Remembering Gregg County's "Black Hawk" orator
By Van Craddock
Reese Calhoun DeGraffenried is a name little remembered in Gregg County today. After all, he's been dead 110 years.
But the big man with the handlebar mustache was considered one of the finest orators of the day, earning a national reputation for his speech-making. And the "Black Hawk," as he came to be known, was the first U.S. congressman to call Longview home.
Born May 7, 1859, in Franklin, Tenn., DeGraffenried had graduated from the University of Tennessee by the age of 19. A year later he graduated from the Lebanon, Tenn., School of Law, setting up practice in Chattanooga. He soon decided to make his fortune in Texas, however, becoming an assistant fuel agent and brakeman for the Texas and Pacific Railroad.
He moved to Longview in 1883, quickly making an impression on the local folks. The young man with the golden voice soon got caught up in local politics, and for a short time served as Gregg County attorney.
In 1888, he was named a presidential elector on the Democratic ticket and he began to earn a name for himself in the party. By 1896, he worked up the nerve to challenge C.B. "Buck" Kilgore, who had represented Gregg County in Congress for a number of years.
Kilgore - yes, the Gregg County town was named for him - had been a Confederate officer and Civil War POW and long had been popular with voters.
Lo and behold, DeGraffenried defeated Kilgore and became Texas' Third District representative in the 55th Congress.
The "Black Hawk" quickly became a popular figure in the nation's capital. Not only was he known for his oratory, but with his huge frame and mustache to match, he closely resembled another popular politician of the time, William Howard Taft.
DeGraffenried continued to impress the voters, twice winning re-election. In 1902, however, he was narrowly defeated by Judge Gordon Russell of Tyler. Although a lame-duck congressman, DeGraffenried worked as hard as ever for his constituents.
But on Aug. 29, 1902, DeGraffenried suddenly took ill and died. The cause was listed as "apoplexy."
"Today he was the picture of vigorous manhood and the glow of good health seemed to be on his face," reported a Washington newspaper. "He was habitually cheerful."
On Aug. 30, DeGraffenried's body was placed aboard a train for the long trip back home. Two days later, the casket was placed in the Gregg County Courthouse where hundreds of people filed by to pay their respects.

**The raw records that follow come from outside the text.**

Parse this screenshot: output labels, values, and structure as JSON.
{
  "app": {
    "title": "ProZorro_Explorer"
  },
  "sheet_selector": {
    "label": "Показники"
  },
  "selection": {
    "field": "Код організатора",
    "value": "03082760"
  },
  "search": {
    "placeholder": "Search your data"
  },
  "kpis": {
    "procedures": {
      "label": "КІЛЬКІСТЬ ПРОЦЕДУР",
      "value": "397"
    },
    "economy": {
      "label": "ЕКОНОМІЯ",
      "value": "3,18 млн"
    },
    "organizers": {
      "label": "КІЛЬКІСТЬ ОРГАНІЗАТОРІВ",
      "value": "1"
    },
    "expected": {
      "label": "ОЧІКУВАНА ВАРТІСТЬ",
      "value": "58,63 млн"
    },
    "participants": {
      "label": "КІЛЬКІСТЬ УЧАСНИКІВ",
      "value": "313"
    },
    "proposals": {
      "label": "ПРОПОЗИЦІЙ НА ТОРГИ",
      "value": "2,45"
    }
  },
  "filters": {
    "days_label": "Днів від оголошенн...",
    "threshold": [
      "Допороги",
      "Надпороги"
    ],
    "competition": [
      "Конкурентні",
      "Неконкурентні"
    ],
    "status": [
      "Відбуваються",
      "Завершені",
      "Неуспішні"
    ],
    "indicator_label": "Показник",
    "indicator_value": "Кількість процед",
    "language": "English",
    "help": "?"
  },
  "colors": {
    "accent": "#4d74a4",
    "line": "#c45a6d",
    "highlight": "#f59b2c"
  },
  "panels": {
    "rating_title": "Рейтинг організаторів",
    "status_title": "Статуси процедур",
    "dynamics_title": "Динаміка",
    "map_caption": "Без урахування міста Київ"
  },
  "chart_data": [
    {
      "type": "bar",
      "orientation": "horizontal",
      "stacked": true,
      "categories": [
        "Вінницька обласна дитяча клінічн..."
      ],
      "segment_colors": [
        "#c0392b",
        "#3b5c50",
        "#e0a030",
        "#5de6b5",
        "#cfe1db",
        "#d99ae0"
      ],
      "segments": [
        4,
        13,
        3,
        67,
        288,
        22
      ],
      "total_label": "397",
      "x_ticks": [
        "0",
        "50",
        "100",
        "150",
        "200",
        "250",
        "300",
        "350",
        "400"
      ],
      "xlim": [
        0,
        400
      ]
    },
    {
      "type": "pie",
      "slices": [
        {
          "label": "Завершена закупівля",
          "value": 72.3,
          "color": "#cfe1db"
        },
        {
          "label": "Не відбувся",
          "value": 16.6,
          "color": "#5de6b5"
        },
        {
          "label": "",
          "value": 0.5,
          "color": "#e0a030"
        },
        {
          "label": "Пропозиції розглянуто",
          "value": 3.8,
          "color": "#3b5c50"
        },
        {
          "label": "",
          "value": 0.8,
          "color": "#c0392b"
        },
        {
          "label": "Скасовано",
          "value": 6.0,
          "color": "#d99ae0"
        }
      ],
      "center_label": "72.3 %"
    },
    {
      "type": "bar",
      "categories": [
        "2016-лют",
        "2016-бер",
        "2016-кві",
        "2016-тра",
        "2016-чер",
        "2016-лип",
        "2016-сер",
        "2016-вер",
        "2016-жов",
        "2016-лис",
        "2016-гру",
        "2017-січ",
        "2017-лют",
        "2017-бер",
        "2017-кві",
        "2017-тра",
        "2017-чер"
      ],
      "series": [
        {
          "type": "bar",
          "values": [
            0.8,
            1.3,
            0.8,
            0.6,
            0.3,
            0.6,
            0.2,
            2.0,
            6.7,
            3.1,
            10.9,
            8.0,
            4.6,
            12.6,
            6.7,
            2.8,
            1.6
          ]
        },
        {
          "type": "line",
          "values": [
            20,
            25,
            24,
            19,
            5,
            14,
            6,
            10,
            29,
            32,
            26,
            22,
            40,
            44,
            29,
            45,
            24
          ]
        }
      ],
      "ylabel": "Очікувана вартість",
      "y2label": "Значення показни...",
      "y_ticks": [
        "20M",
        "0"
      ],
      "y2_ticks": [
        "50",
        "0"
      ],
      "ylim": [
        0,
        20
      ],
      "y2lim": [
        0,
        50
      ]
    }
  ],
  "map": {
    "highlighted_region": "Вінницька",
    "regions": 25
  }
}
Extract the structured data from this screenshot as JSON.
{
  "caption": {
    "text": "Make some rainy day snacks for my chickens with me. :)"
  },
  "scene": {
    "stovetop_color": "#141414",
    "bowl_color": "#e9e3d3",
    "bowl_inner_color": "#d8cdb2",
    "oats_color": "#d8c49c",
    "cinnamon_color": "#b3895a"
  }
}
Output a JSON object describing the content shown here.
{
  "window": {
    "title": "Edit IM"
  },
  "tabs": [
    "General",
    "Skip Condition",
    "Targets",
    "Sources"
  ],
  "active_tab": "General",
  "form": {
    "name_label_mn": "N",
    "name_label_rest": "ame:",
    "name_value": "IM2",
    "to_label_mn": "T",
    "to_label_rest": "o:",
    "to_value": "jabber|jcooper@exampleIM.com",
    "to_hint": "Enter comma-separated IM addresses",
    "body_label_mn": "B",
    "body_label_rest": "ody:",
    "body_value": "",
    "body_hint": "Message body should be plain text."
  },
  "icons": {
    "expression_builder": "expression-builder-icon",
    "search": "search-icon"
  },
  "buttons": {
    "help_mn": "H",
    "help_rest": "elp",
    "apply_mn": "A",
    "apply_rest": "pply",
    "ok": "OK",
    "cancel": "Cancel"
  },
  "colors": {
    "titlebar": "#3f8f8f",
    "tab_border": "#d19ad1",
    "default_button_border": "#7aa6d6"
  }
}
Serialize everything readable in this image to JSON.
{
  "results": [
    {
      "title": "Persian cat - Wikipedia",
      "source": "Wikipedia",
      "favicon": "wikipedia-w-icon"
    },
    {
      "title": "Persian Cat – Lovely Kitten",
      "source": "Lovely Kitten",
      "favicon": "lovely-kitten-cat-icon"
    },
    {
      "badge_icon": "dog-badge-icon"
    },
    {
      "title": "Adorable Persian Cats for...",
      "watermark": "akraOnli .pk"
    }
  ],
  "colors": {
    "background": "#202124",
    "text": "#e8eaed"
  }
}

On Sept. 2, the day of the funeral, all stores and banks closed at noon. The services were attended by more than 6,000 people. Several congressmen made the trip from Washington to give eulogies and the "Black Hawk" was laid to rest with full Masonic honors in Longview's Greenwood Cemetery.
As a token of appreciation for services rendered by the Gregg County lawmaker, members of the 57th Congress appropriated $5,000 to be paid to Mrs. DeGraffenried.